Two Hawaii college students are taking legal action against the state’s university system after administrators prevented them from distributing pocket-Constitution booklets on campus.
The incident took place at an outdoor campus event in January at the University of Hawaii, Hilo, where students were handing out material were handing out material about their organizations, according to the plaintiffs, Merritt Burch and Anthony Vizzone. An administrator told Burch and Vizzone, both members of the university’s Young Americans for Liberty chapter, that they were not allowed to hand out the Constitutions.
Later, the university would tell the students that they were free to hand out the Constitutions in the designated “free-speech zone,” which the Foundation for Individual Rights in Education describes as “a sloping, one-third acres area on the edge of campus” that makes up about one quarter of one percent of the campus’s total land.
“This isn’t really the ’60s anymore,” a separate administrator told the students at the time. “People can’t really protest like that anymore.”
According to the lawsuit, the university justified its reasoning by telling Burch and Vizzone that students on campus “can feel intimidated” by people approaching them and won’t be able to decline the material.
Burch and Vizzone’s suit, filed in the U.S. District Court for the District of Hawaii, asserts that the university violated their First Amendment rights by preventing them from handing out the literature and asserts that the free-speech zone is unconstitutional.
The Hawaii case is reminiscent of a similar lawsuit filed by a student against Modesto Junior College in California, in which the college eventually settled with student Robert van Tuinen after he sued for the university for telling him to stop distributing the Constitution on campus.

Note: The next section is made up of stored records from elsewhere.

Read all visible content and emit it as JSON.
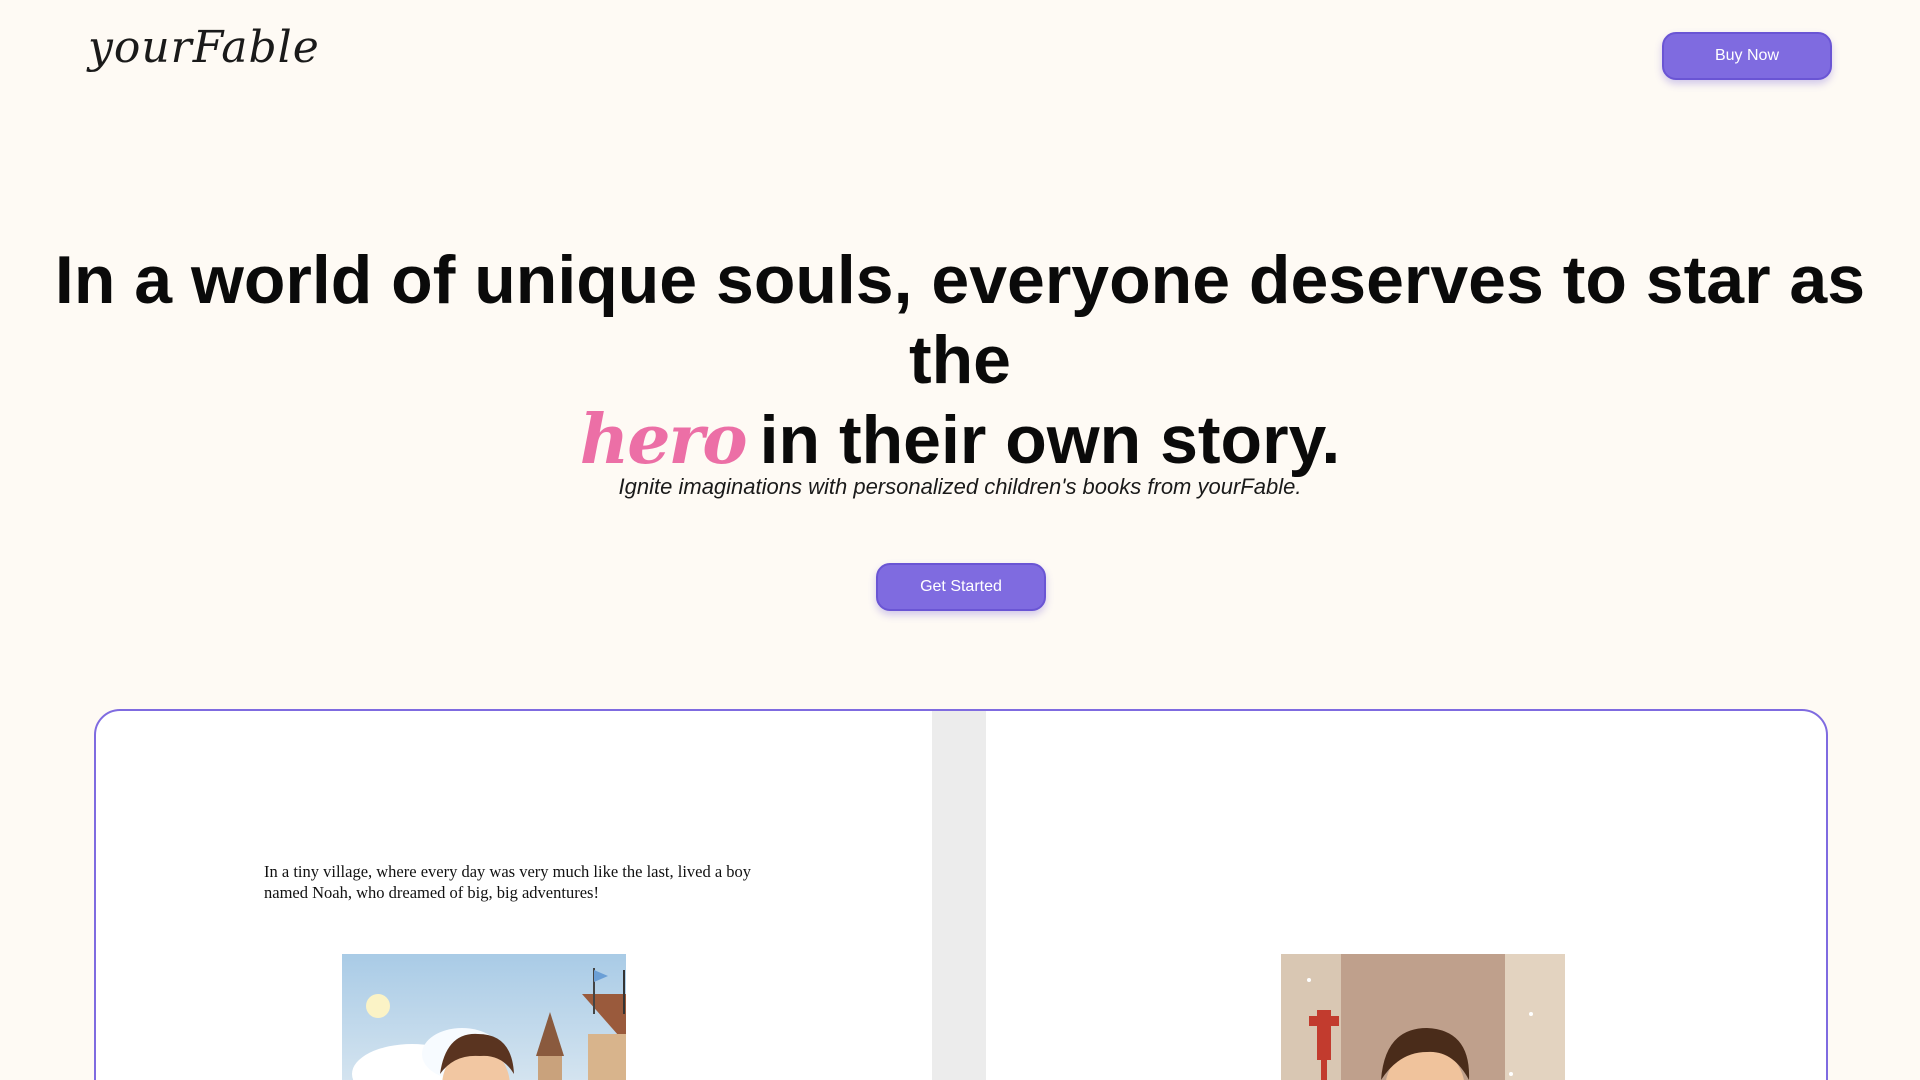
{
  "header": {
    "logo": "yourFable",
    "buy_now_label": "Buy Now"
  },
  "hero": {
    "headline_line1": "In a world of unique souls, everyone deserves to star as the",
    "headline_hero_word": "hero",
    "headline_line2_rest": "in their own story.",
    "tagline": "Ignite imaginations with personalized children's books from yourFable.",
    "get_started_label": "Get Started"
  },
  "book_preview": {
    "left_page_text": "In a tiny village, where every day was very much like the last, lived a boy named Noah, who dreamed of big, big adventures!"
  },
  "colors": {
    "background": "#fefaf4",
    "accent": "#7f6be0",
    "hero_word": "#ec6fa6"
  }
}
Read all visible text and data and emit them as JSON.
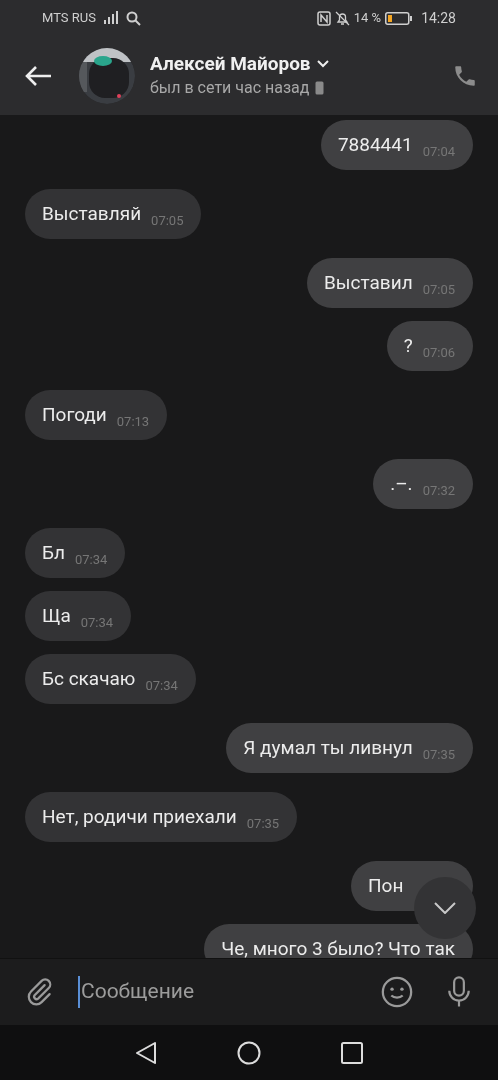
{
  "status_bar": {
    "carrier": "MTS RUS",
    "battery": "14 %",
    "time": "14:28"
  },
  "header": {
    "name": "Алексей Майоров",
    "status": "был в сети час назад"
  },
  "messages": [
    {
      "text": "7884441",
      "time": "07:04",
      "outgoing": true
    },
    {
      "text": "Выставляй",
      "time": "07:05",
      "outgoing": false
    },
    {
      "text": "Выставил",
      "time": "07:05",
      "outgoing": true
    },
    {
      "text": "?",
      "time": "07:06",
      "outgoing": true
    },
    {
      "text": "Погоди",
      "time": "07:13",
      "outgoing": false
    },
    {
      "text": ".–.",
      "time": "07:32",
      "outgoing": true
    },
    {
      "text": "Бл",
      "time": "07:34",
      "outgoing": false
    },
    {
      "text": "Ща",
      "time": "07:34",
      "outgoing": false
    },
    {
      "text": "Бс скачаю",
      "time": "07:34",
      "outgoing": false
    },
    {
      "text": "Я думал ты ливнул",
      "time": "07:35",
      "outgoing": true
    },
    {
      "text": "Нет, родичи приехали",
      "time": "07:35",
      "outgoing": false
    },
    {
      "text": "Пон",
      "outgoing": true
    },
    {
      "text": "Че, много 3 было? Что так",
      "outgoing": true
    }
  ],
  "composer": {
    "placeholder": "Сообщение"
  }
}
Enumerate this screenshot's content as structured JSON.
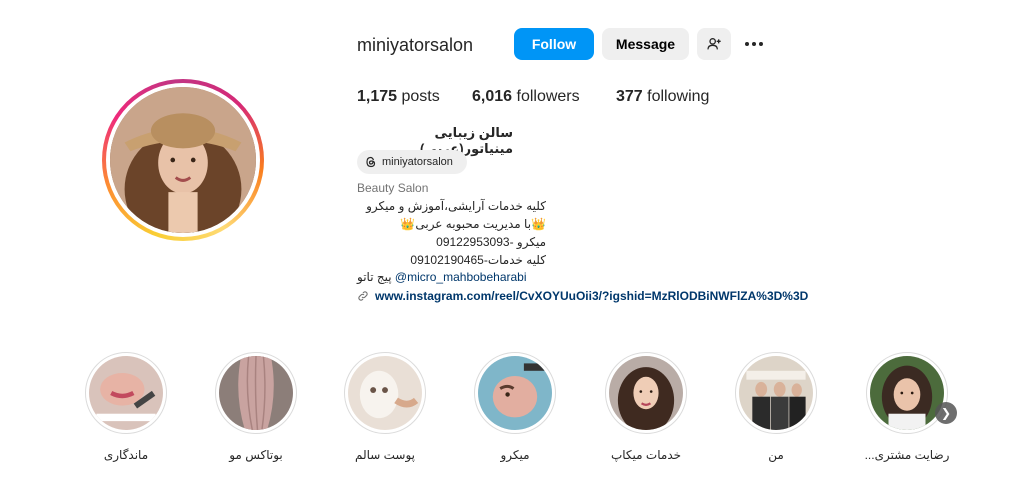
{
  "profile": {
    "username": "miniyatorsalon",
    "follow_label": "Follow",
    "message_label": "Message",
    "add_user_icon": "add-user-icon",
    "more_icon": "more-options-icon",
    "stats": {
      "posts_count": "1,175",
      "posts_label": "posts",
      "followers_count": "6,016",
      "followers_label": "followers",
      "following_count": "377",
      "following_label": "following"
    },
    "full_name": "سالن زیبایی مینیاتور(عربی)",
    "threads_handle": "miniyatorsalon",
    "category": "Beauty Salon",
    "bio_lines": [
      "کلیه خدمات آرایشی،آموزش و میکرو",
      "👑با مدیریت محبوبه عربی👑",
      "میکرو -09122953093",
      "کلیه خدمات-09102190465"
    ],
    "bio_mention_prefix": "پیج تاتو",
    "bio_mention": "@micro_mahbobeharabi",
    "link": "www.instagram.com/reel/CvXOYUuOii3/?igshid=MzRlODBiNWFlZA%3D%3D"
  },
  "highlights": [
    {
      "label": "ماندگاری"
    },
    {
      "label": "بوتاکس مو"
    },
    {
      "label": "پوست سالم"
    },
    {
      "label": "میکرو"
    },
    {
      "label": "خدمات میکاپ"
    },
    {
      "label": "من"
    },
    {
      "label": "رضایت مشتری..."
    }
  ],
  "colors": {
    "follow_button": "#0095f6",
    "secondary_button": "#efefef",
    "link": "#00376b",
    "muted_text": "#737373"
  }
}
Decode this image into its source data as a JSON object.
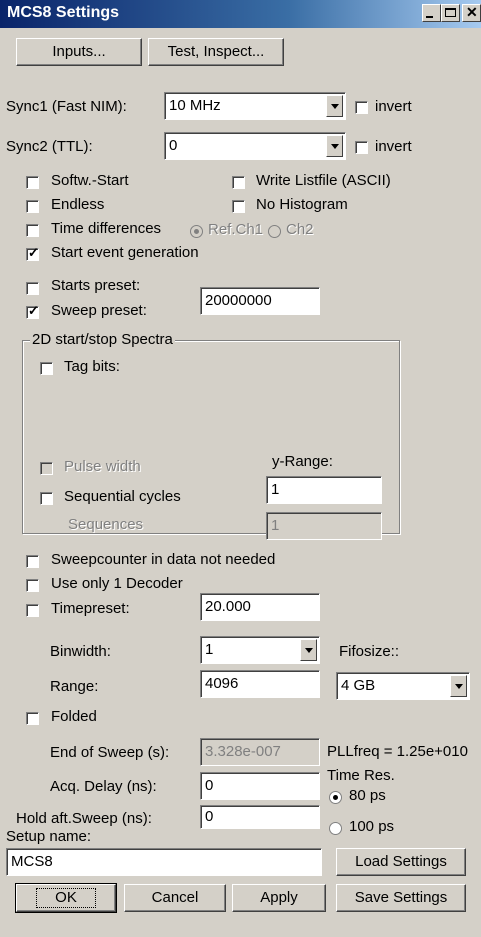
{
  "window": {
    "title": "MCS8 Settings"
  },
  "top_buttons": {
    "inputs": "Inputs...",
    "test": "Test, Inspect..."
  },
  "sync1": {
    "label": "Sync1 (Fast NIM):",
    "value": "10 MHz",
    "invert": "invert"
  },
  "sync2": {
    "label": "Sync2 (TTL):",
    "value": "0",
    "invert": "invert"
  },
  "options": {
    "softw_start": "Softw.-Start",
    "write_listfile": "Write Listfile (ASCII)",
    "endless": "Endless",
    "no_histogram": "No Histogram",
    "time_differences": "Time differences",
    "ref_ch1": "Ref.Ch1",
    "ch2": "Ch2",
    "start_event": "Start event generation",
    "starts_preset": "Starts preset:",
    "sweep_preset": "Sweep preset:",
    "sweep_preset_value": "20000000"
  },
  "spectra": {
    "title": "2D start/stop Spectra",
    "tag_bits": "Tag bits:",
    "pulse_width": "Pulse width",
    "y_range_label": "y-Range:",
    "y_range_value": "1",
    "sequential_cycles": "Sequential cycles",
    "sequences_label": "Sequences",
    "sequences_value": "1"
  },
  "lower": {
    "sweepcounter": "Sweepcounter in data not needed",
    "one_decoder": "Use only 1 Decoder",
    "timepreset": "Timepreset:",
    "timepreset_value": "20.000",
    "binwidth": "Binwidth:",
    "binwidth_value": "1",
    "fifosize": "Fifosize::",
    "range": "Range:",
    "range_value": "4096",
    "fifosize_value": "4 GB",
    "folded": "Folded",
    "end_of_sweep": "End of Sweep (s):",
    "end_of_sweep_value": "3.328e-007",
    "pllfreq": "PLLfreq = 1.25e+010",
    "acq_delay": "Acq. Delay (ns):",
    "acq_delay_value": "0",
    "time_res": "Time Res.",
    "res_80": "80 ps",
    "hold_after": "Hold aft.Sweep (ns):",
    "hold_after_value": "0",
    "res_100": "100 ps",
    "setup_name": "Setup name:",
    "setup_name_value": "MCS8"
  },
  "bottom_buttons": {
    "load": "Load Settings",
    "ok": "OK",
    "cancel": "Cancel",
    "apply": "Apply",
    "save": "Save Settings"
  }
}
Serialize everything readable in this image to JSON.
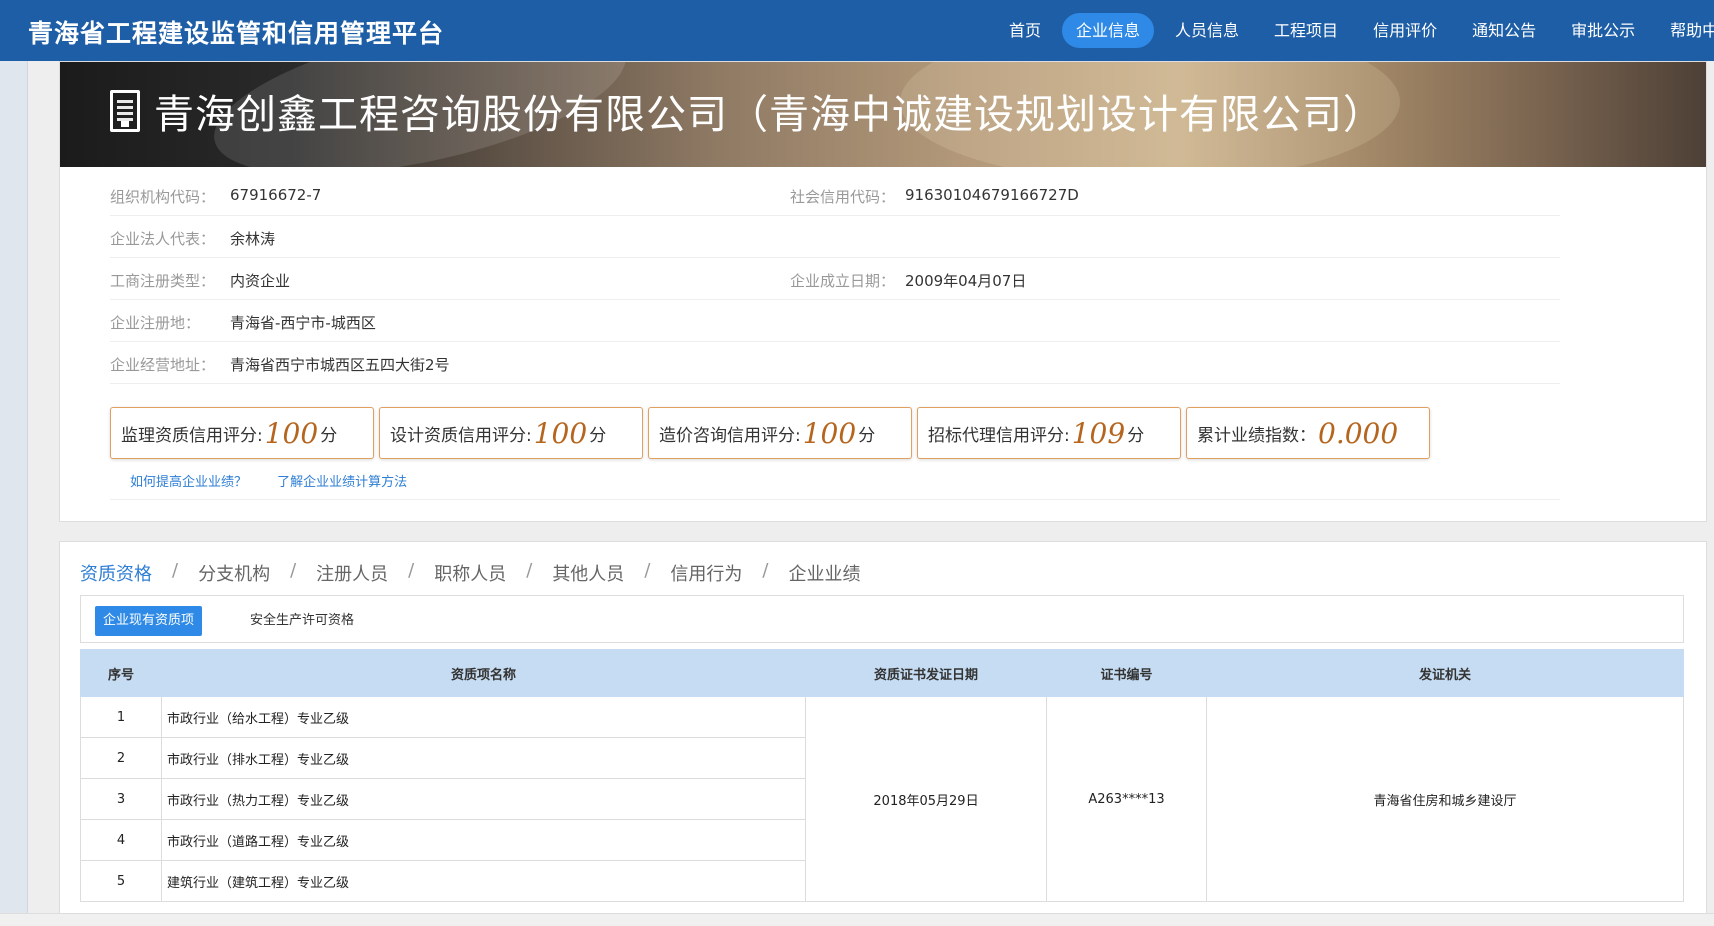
{
  "header": {
    "site_title": "青海省工程建设监管和信用管理平台",
    "nav": [
      "首页",
      "企业信息",
      "人员信息",
      "工程项目",
      "信用评价",
      "通知公告",
      "审批公示",
      "帮助中心"
    ],
    "active_nav": "企业信息"
  },
  "company": {
    "name": "青海创鑫工程咨询股份有限公司（青海中诚建设规划设计有限公司）",
    "org_code_label": "组织机构代码：",
    "org_code": "67916672-7",
    "credit_code_label": "社会信用代码：",
    "credit_code": "91630104679166727D",
    "legal_rep_label": "企业法人代表：",
    "legal_rep": "余林涛",
    "reg_type_label": "工商注册类型：",
    "reg_type": "内资企业",
    "found_date_label": "企业成立日期：",
    "found_date": "2009年04月07日",
    "reg_place_label": "企业注册地：",
    "reg_place": "青海省-西宁市-城西区",
    "address_label": "企业经营地址：",
    "address": "青海省西宁市城西区五四大街2号"
  },
  "scores": [
    {
      "label": "监理资质信用评分:",
      "value": "100",
      "unit": "分"
    },
    {
      "label": "设计资质信用评分:",
      "value": "100",
      "unit": "分"
    },
    {
      "label": "造价咨询信用评分:",
      "value": "100",
      "unit": "分"
    },
    {
      "label": "招标代理信用评分:",
      "value": "109",
      "unit": "分"
    },
    {
      "label": "累计业绩指数：",
      "value": "0.000",
      "unit": ""
    }
  ],
  "links": {
    "improve": "如何提高企业业绩？",
    "method": "了解企业业绩计算方法"
  },
  "tabs": [
    "资质资格",
    "分支机构",
    "注册人员",
    "职称人员",
    "其他人员",
    "信用行为",
    "企业业绩"
  ],
  "subtabs": [
    "企业现有资质项",
    "安全生产许可资格"
  ],
  "table": {
    "headers": [
      "序号",
      "资质项名称",
      "资质证书发证日期",
      "证书编号",
      "发证机关"
    ],
    "rows": [
      {
        "no": "1",
        "name": "市政行业（给水工程）专业乙级"
      },
      {
        "no": "2",
        "name": "市政行业（排水工程）专业乙级"
      },
      {
        "no": "3",
        "name": "市政行业（热力工程）专业乙级"
      },
      {
        "no": "4",
        "name": "市政行业（道路工程）专业乙级"
      },
      {
        "no": "5",
        "name": "建筑行业（建筑工程）专业乙级"
      }
    ],
    "issue_date": "2018年05月29日",
    "cert_no": "A263****13",
    "issuer": "青海省住房和城乡建设厅"
  },
  "colors": {
    "header_bg": "#1e5ea6",
    "active_nav_bg": "#2e8ae6",
    "link": "#2e7ed4",
    "score_value": "#b5651d",
    "table_header_bg": "#c6dcf2"
  }
}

The college also had to eliminate its free-speech zones and allow demonstrations across campus.